"We played into their picture of developers running the city, which I don't think is the case," said former Mayor Tom Edwards, who led the Greenlight opposition. "I almost wonder if we had run no campaign, would we have done better?"

The grass-roots Greenlight effort included scores of volunteers walking door to door, writing personal letters and using phone chains. The wealthy, largely Republican city has a history of trying to slow development at the expense of large property owners. Since 1986, residents have voted on six local land-use ballots, with slow growth supporters winning three.

In the future, voters in Newport Beach will be pondering many more ballot measures. The one thing both sides agree on is that voters will have homework.

"As each individual project under Measure S comes before the voters, it will be incumbent upon all of us . . . to carefully examine all the relevant planning studies and documents . . . in order to make an informed vote," said Gary Hunt, Irvine Co. executive vice president and a Corona del Mar resident, in a written statement.

In two other land-use battles in Orange County, however, election day yielded different results.

Slow-growth initiatives in Brea and San Clemente that once seemed like sure bets were defeated by slim margins.

In Brea, an initiative that would have required citywide votes on many major developments in the hills north and the east of the city and near Carbon Canyon was rejected 51% to 49%.

A few months ago, the measure was ahead 68%-16%, said Rick Manter of NCG Porter Novelli, a public relations firm that managed campaigns opposing slow growth in Newport Beach, Brea, San Clemente and elsewhere.
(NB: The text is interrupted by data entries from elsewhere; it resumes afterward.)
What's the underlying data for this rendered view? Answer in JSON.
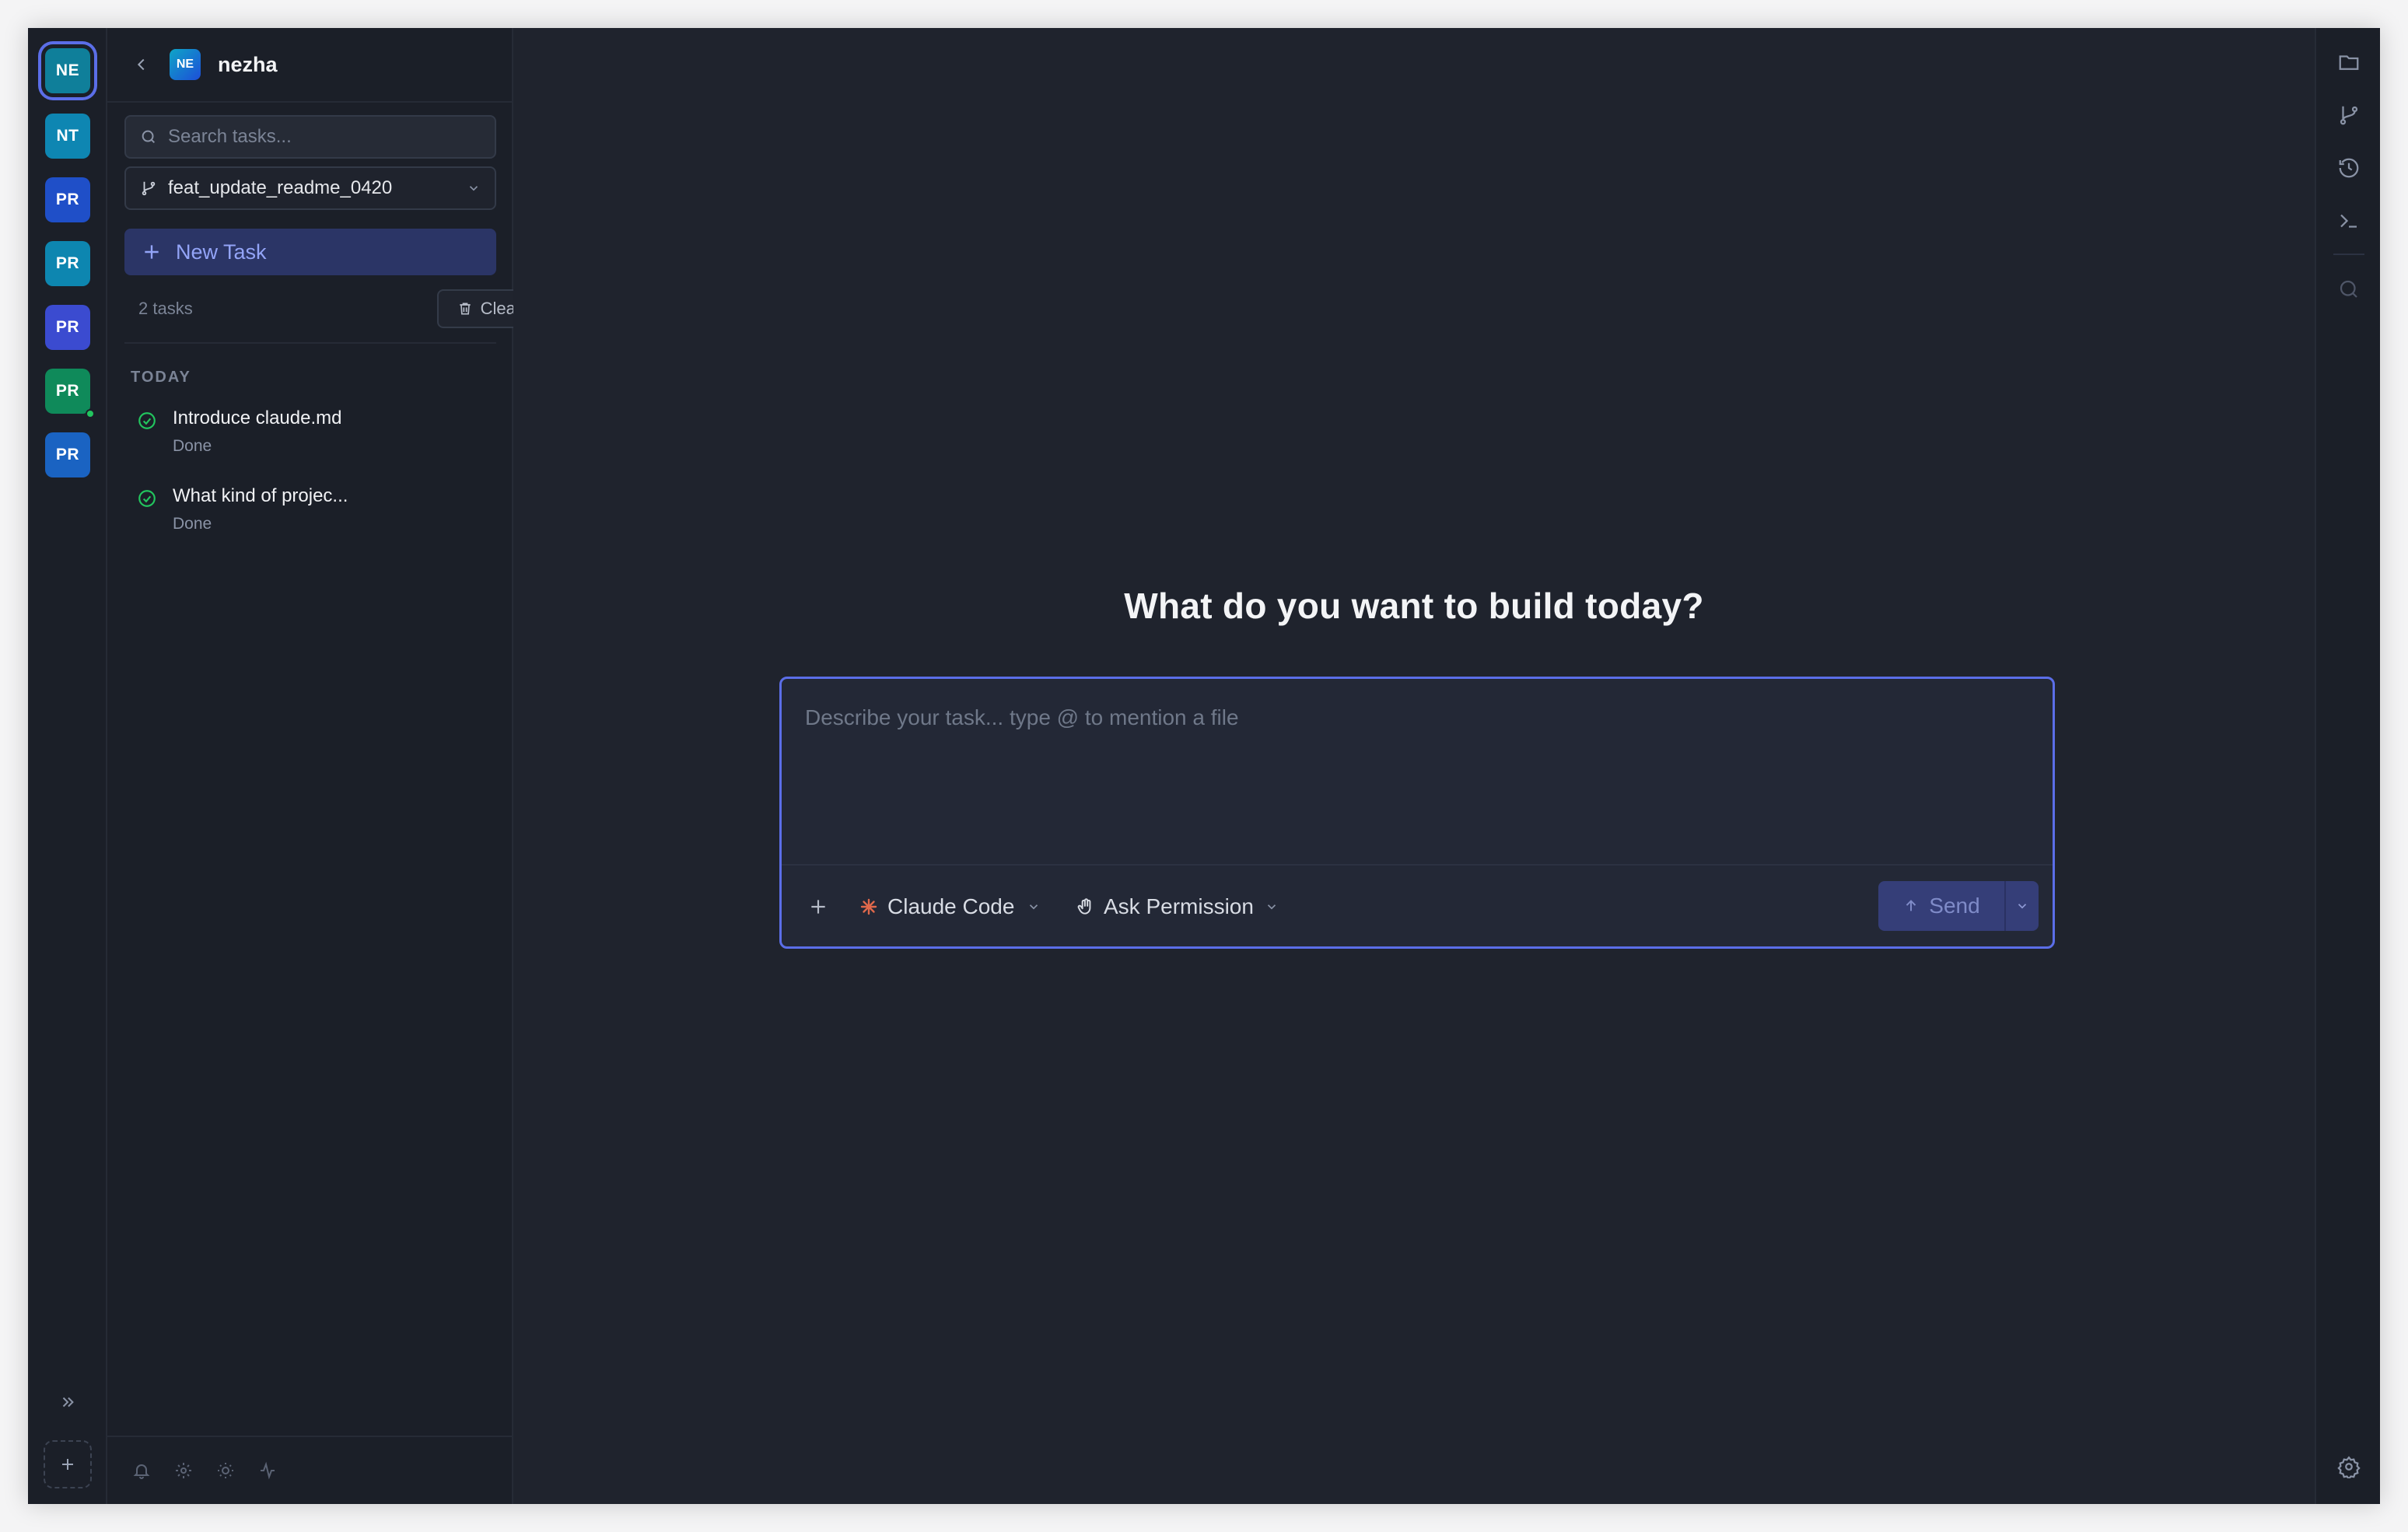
{
  "projects": [
    {
      "initials": "NE",
      "color": "#0f7f9a",
      "active": true,
      "dot": false
    },
    {
      "initials": "NT",
      "color": "#0e86b2",
      "active": false,
      "dot": false
    },
    {
      "initials": "PR",
      "color": "#1f4fc8",
      "active": false,
      "dot": false
    },
    {
      "initials": "PR",
      "color": "#0d86b0",
      "active": false,
      "dot": false
    },
    {
      "initials": "PR",
      "color": "#3b4bd0",
      "active": false,
      "dot": false
    },
    {
      "initials": "PR",
      "color": "#0f8a5a",
      "active": false,
      "dot": true
    },
    {
      "initials": "PR",
      "color": "#1a63c2",
      "active": false,
      "dot": false
    }
  ],
  "sidebar": {
    "avatar": "NE",
    "title": "nezha",
    "search_placeholder": "Search tasks...",
    "branch": "feat_update_readme_0420",
    "new_task": "New Task",
    "task_count": "2 tasks",
    "clear_all": "Clear all",
    "section": "TODAY",
    "tasks": [
      {
        "title": "Introduce claude.md",
        "status": "Done"
      },
      {
        "title": "What kind of projec...",
        "status": "Done"
      }
    ]
  },
  "main": {
    "headline": "What do you want to build today?",
    "composer_placeholder": "Describe your task... type @ to mention a file",
    "model": "Claude Code",
    "permission": "Ask Permission",
    "send": "Send"
  },
  "icons": {
    "rail": [
      "expand-icon",
      "add-project-icon"
    ],
    "footer": [
      "bell-icon",
      "gear-icon",
      "sun-icon",
      "activity-icon"
    ],
    "tools": [
      "folder-icon",
      "git-branch-icon",
      "history-icon",
      "terminal-icon",
      "search-icon",
      "settings-icon"
    ]
  },
  "colors": {
    "accent": "#5b6ee8",
    "success": "#22c55e",
    "claude_brand": "#e0684b"
  }
}
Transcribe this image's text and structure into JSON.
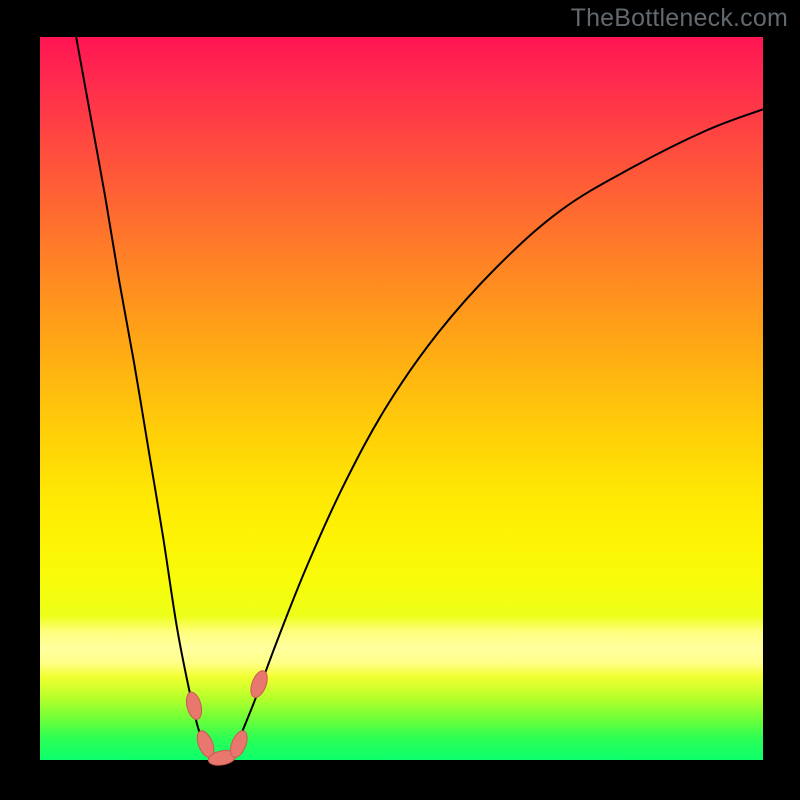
{
  "watermark": "TheBottleneck.com",
  "chart_data": {
    "type": "line",
    "title": "",
    "xlabel": "",
    "ylabel": "",
    "xlim": [
      0,
      100
    ],
    "ylim": [
      0,
      100
    ],
    "background": "red-to-green vertical gradient (bottleneck heatmap)",
    "series": [
      {
        "name": "bottleneck-curve",
        "x": [
          5,
          7,
          9,
          11,
          13,
          15,
          17,
          19,
          21,
          22,
          23,
          24,
          25,
          26,
          27,
          28,
          30,
          33,
          37,
          42,
          48,
          55,
          63,
          72,
          82,
          92,
          100
        ],
        "y": [
          100,
          89,
          78,
          66,
          55,
          43,
          31,
          18,
          8,
          4,
          1.5,
          0.5,
          0.3,
          0.5,
          1.5,
          4,
          9,
          17,
          27,
          38,
          49,
          59,
          68,
          76,
          82,
          87,
          90
        ]
      }
    ],
    "markers": [
      {
        "name": "marker-1",
        "x": 21.3,
        "y": 7.5
      },
      {
        "name": "marker-2",
        "x": 22.9,
        "y": 2.2
      },
      {
        "name": "marker-3",
        "x": 25.2,
        "y": 0.3
      },
      {
        "name": "marker-4",
        "x": 27.5,
        "y": 2.2
      },
      {
        "name": "marker-5",
        "x": 30.3,
        "y": 10.5
      }
    ],
    "marker_style": {
      "color": "#e8776e",
      "rx": 7,
      "ry": 14,
      "stroke": "#c95b52"
    },
    "curve_style": {
      "stroke": "#000000",
      "width": 2
    }
  }
}
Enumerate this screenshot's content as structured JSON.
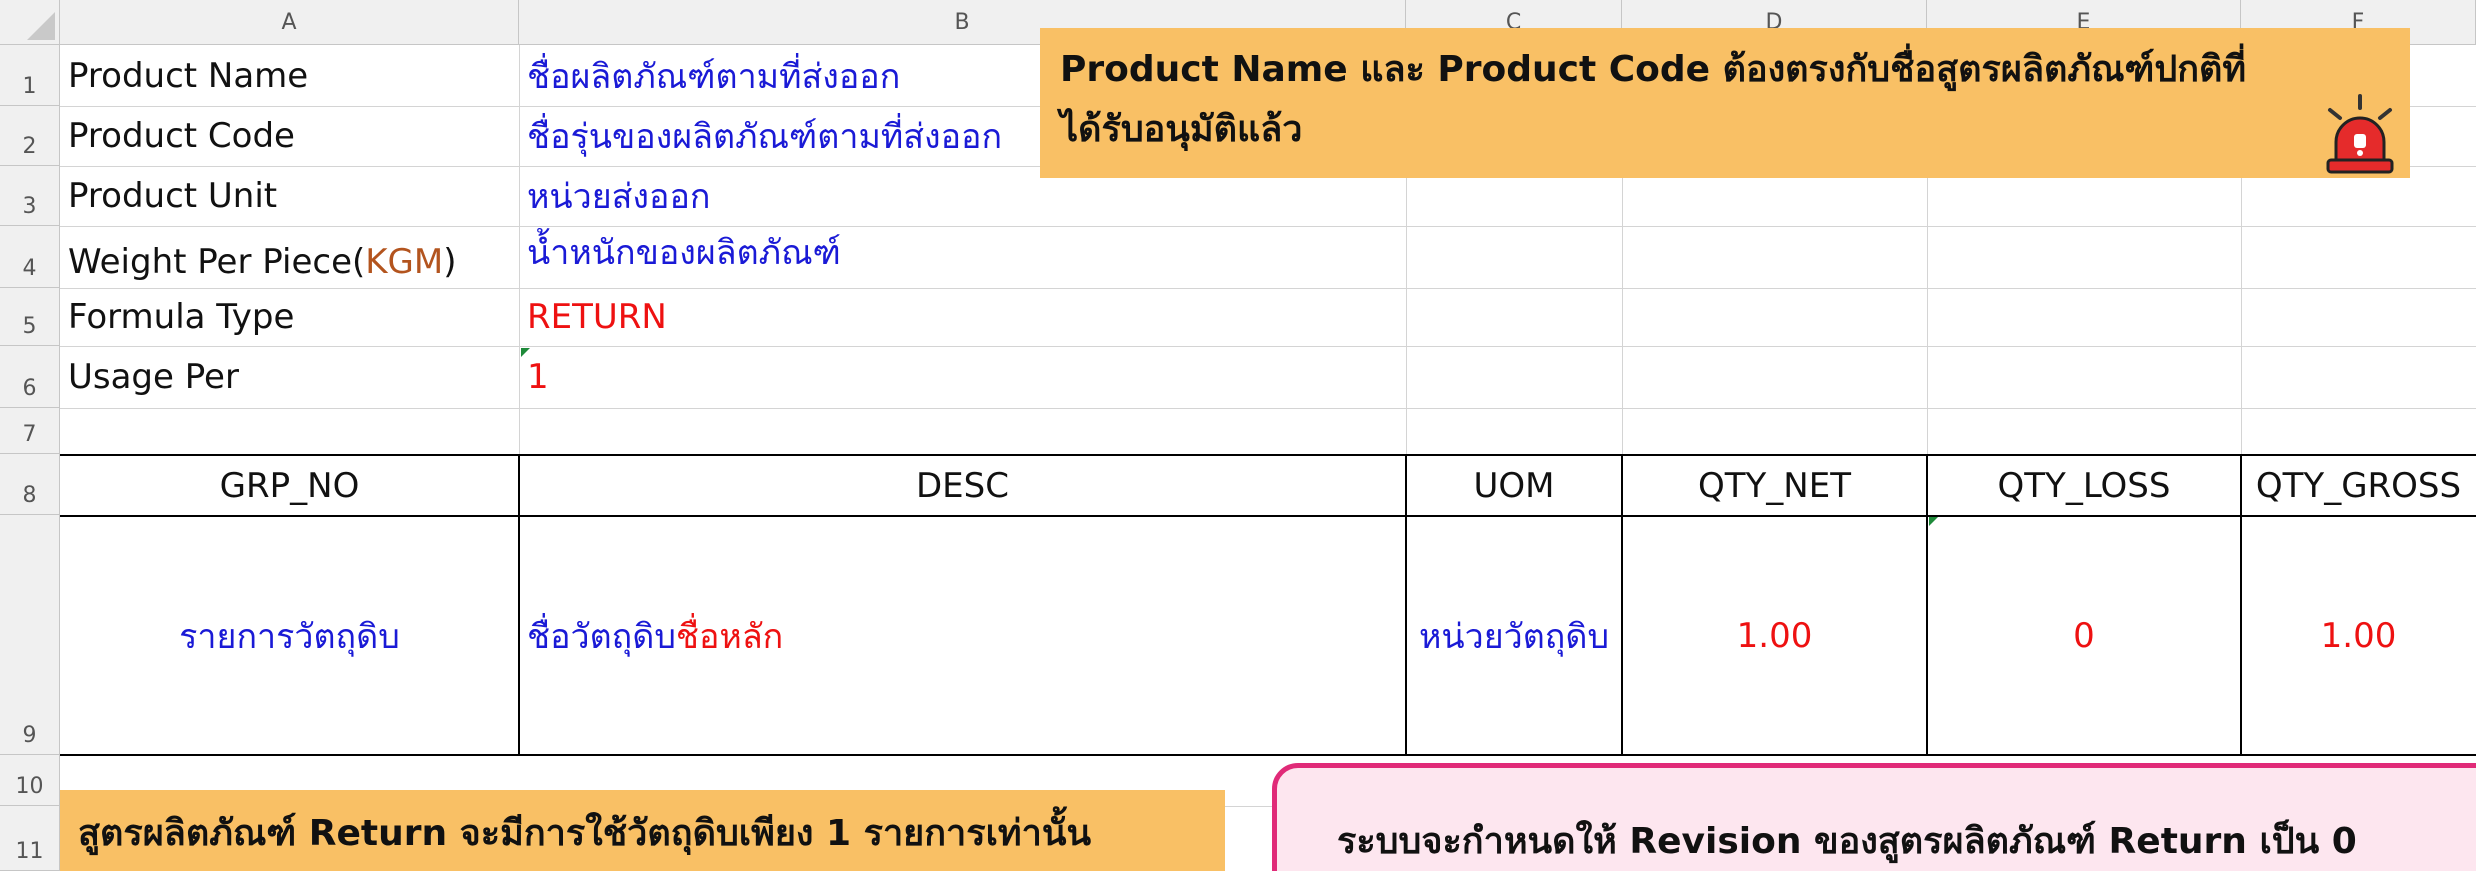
{
  "columns": [
    "A",
    "B",
    "C",
    "D",
    "E",
    "F"
  ],
  "rows": [
    "1",
    "2",
    "3",
    "4",
    "5",
    "6",
    "7",
    "8",
    "9",
    "10",
    "11"
  ],
  "params": [
    {
      "label": "Product Name",
      "value": "ชื่อผลิตภัณฑ์ตามที่ส่งออก"
    },
    {
      "label": "Product Code",
      "value": "ชื่อรุ่นของผลิตภัณฑ์ตามที่ส่งออก"
    },
    {
      "label": "Product Unit",
      "value": "หน่วยส่งออก"
    },
    {
      "label": "Weight Per Piece(",
      "label_unit": "KGM",
      "label_end": ")",
      "value": "น้ำหนักของผลิตภัณฑ์"
    },
    {
      "label": "Formula Type",
      "value": "RETURN"
    },
    {
      "label": "Usage Per",
      "value": "1"
    }
  ],
  "table": {
    "headers": [
      "GRP_NO",
      "DESC",
      "UOM",
      "QTY_NET",
      "QTY_LOSS",
      "QTY_GROSS"
    ],
    "row": {
      "grp_no": "รายการวัตถุดิบ",
      "desc_part1": "ชื่อวัตถุดิบ",
      "desc_part2": "ชื่อหลัก",
      "uom": "หน่วยวัตถุดิบ",
      "qty_net": "1.00",
      "qty_loss": "0",
      "qty_gross": "1.00"
    }
  },
  "callouts": {
    "top_right_line1": "Product Name และ Product Code ต้องตรงกับชื่อสูตรผลิตภัณฑ์ปกติที่",
    "top_right_line2": "ได้รับอนุมัติแล้ว",
    "bottom_left": "สูตรผลิตภัณฑ์ Return จะมีการใช้วัตถุดิบเพียง 1 รายการเท่านั้น",
    "bottom_right": "ระบบจะกำหนดให้ Revision ของสูตรผลิตภัณฑ์ Return เป็น 0"
  },
  "icons": {
    "alert": "siren-alarm-icon"
  },
  "colors": {
    "label_blue": "#1a1ad6",
    "value_red": "#ee1111",
    "callout_orange": "#f9c065",
    "callout_pink_border": "#e02a78",
    "callout_pink_bg": "#fde6ef"
  }
}
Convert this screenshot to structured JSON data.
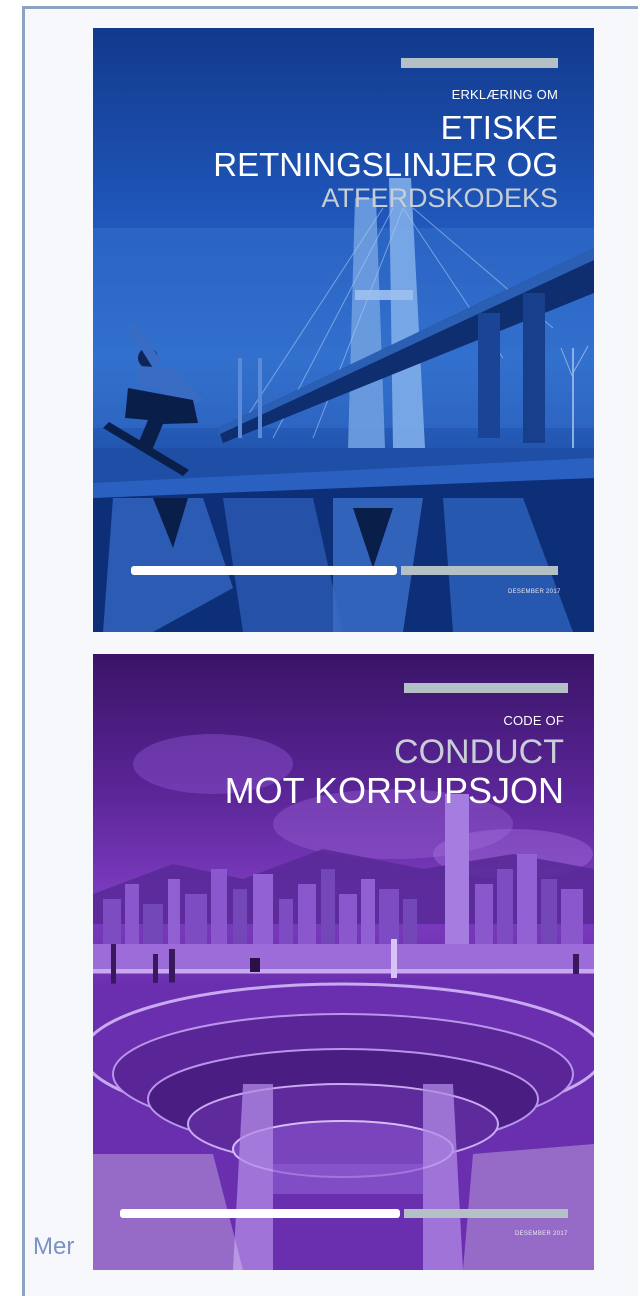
{
  "more_link": "Mer",
  "covers": [
    {
      "kicker": "ERKLÆRING OM",
      "title_line1": "ETISKE",
      "title_line2": "RETNINGSLINJER OG",
      "title_line3": "ATFERDSKODEKS",
      "date": "DESEMBER 2017",
      "theme_color": "#1f55b8"
    },
    {
      "kicker": "CODE OF",
      "title_line1": "CONDUCT",
      "title_line2": "MOT KORRUPSJON",
      "date": "DESEMBER 2017",
      "theme_color": "#7d3cc0"
    }
  ]
}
In Brea, focus groups showed that residents were unaware of existing hillside protection, and an ensuing campaign apparently changed many people's minds.

The opposition raised $327,186, while the supporters raised $20,119.

Measure N organizer Claire Schlotterbeck said, "The incredible amount of money that developers put into the campaign . . . proves our point that money influences the approval process."

In San Clemente, a measure that would have stopped the city from issuing building permits until a key road segment is built was defeated 53% to 47%.

Until early October, Manter said, support for Measure U had been polling at 63%. In the month before the election, opponents formed a coalition and raised $177,755, including $55,000 each from three major landowners. In contrast, supporters raised $12,786.

Proponents argued that already congested Interstate 5 is the only north-south route into the city. By 2010, they noted, San Clemente is expected to see 6,500 more homes and 80,000 more daily car trips. Proponents worried that if there was a major fire, earthquake or accident at the San Onofre nuclear power plant, gridlock could result.

But through concerted last-minute full-page newspaper ads and mailers, the opposition was able to persuade voters that the measure was unconstitutional and might lead to costly lawsuits.

Advertisement
Los Angeles Times Articles
|
|
|